**Task brief:**
Below are the records; print them again exactly and omit the pictures.
** Material supplied follows **
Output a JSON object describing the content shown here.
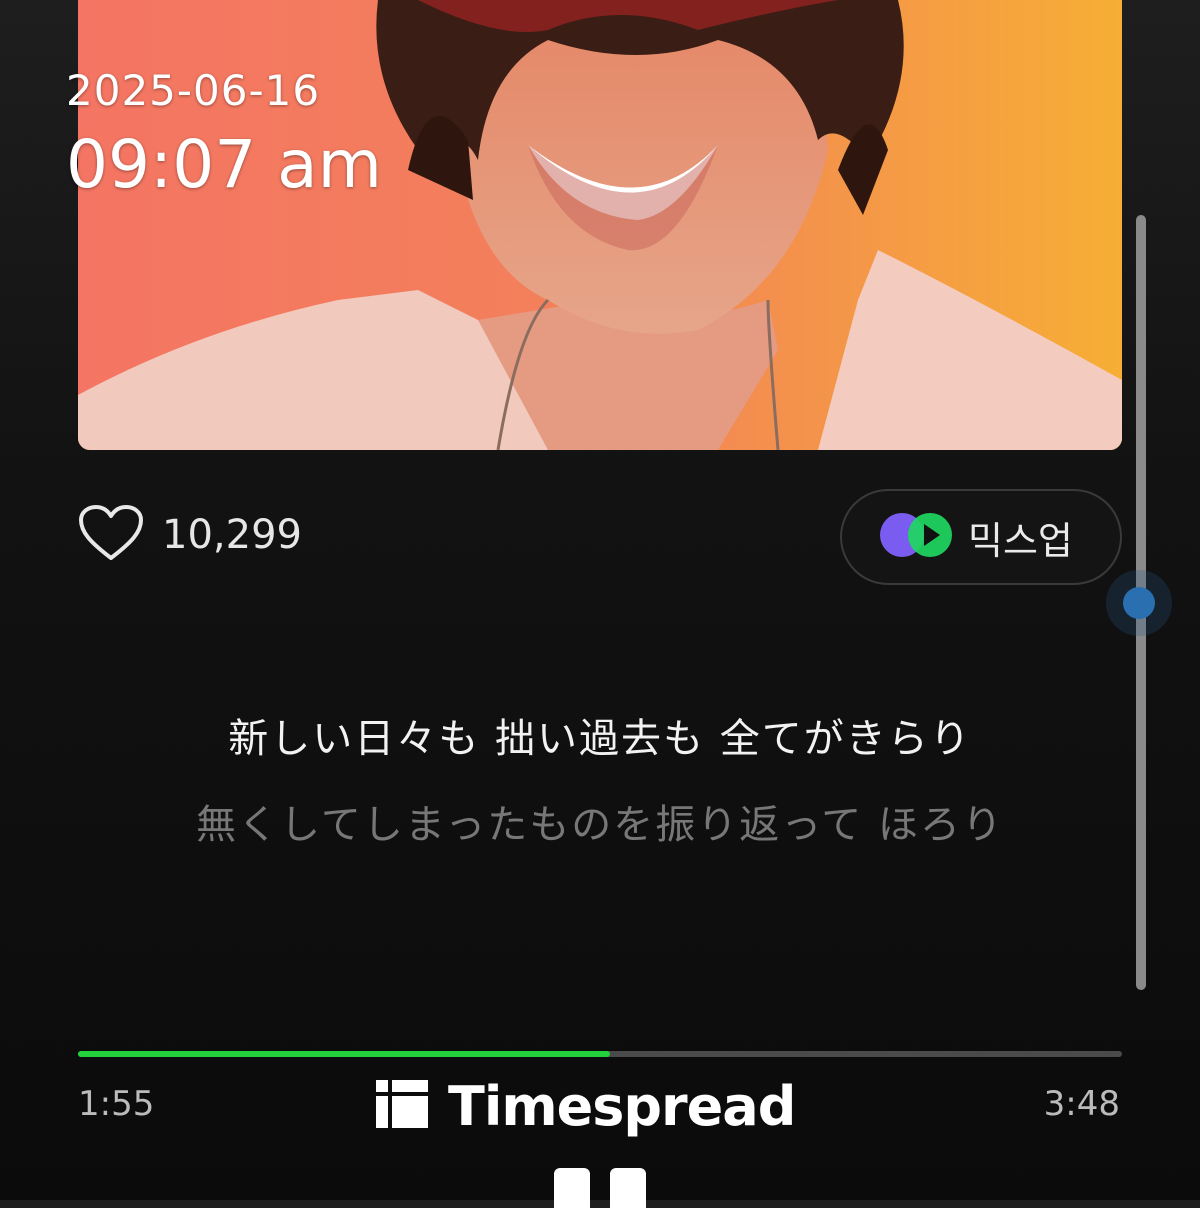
{
  "overlay": {
    "date": "2025-06-16",
    "time": "09:07 am"
  },
  "player": {
    "like_count": "10,299",
    "mixup_label": "믹스업",
    "lyrics": {
      "current": "新しい日々も 拙い過去も 全てがきらり",
      "next": "無くしてしまったものを振り返って ほろり"
    },
    "elapsed": "1:55",
    "total": "3:48",
    "progress_fraction": 0.51
  },
  "watermark": {
    "text": "Timespread"
  },
  "icons": [
    "heart-icon",
    "mixup-icon",
    "timespread-logo-icon",
    "pause-icon"
  ],
  "colors": {
    "progress": "#22d13b",
    "scroll_thumb": "#2a6fb0",
    "accent_purple": "#7b5cf0",
    "accent_green": "#1ed760"
  }
}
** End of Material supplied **
**Written solution:**
Output a JSON object describing the content shown here.
{
  "overlay": {
    "date": "2025-06-16",
    "time": "09:07 am"
  },
  "player": {
    "like_count": "10,299",
    "mixup_label": "믹스업",
    "lyrics": {
      "current": "新しい日々も 拙い過去も 全てがきらり",
      "next": "無くしてしまったものを振り返って ほろり"
    },
    "elapsed": "1:55",
    "total": "3:48",
    "progress_fraction": 0.51
  },
  "watermark": {
    "text": "Timespread"
  },
  "icons": [
    "heart-icon",
    "mixup-icon",
    "timespread-logo-icon",
    "pause-icon"
  ],
  "colors": {
    "progress": "#22d13b",
    "scroll_thumb": "#2a6fb0",
    "accent_purple": "#7b5cf0",
    "accent_green": "#1ed760"
  }
}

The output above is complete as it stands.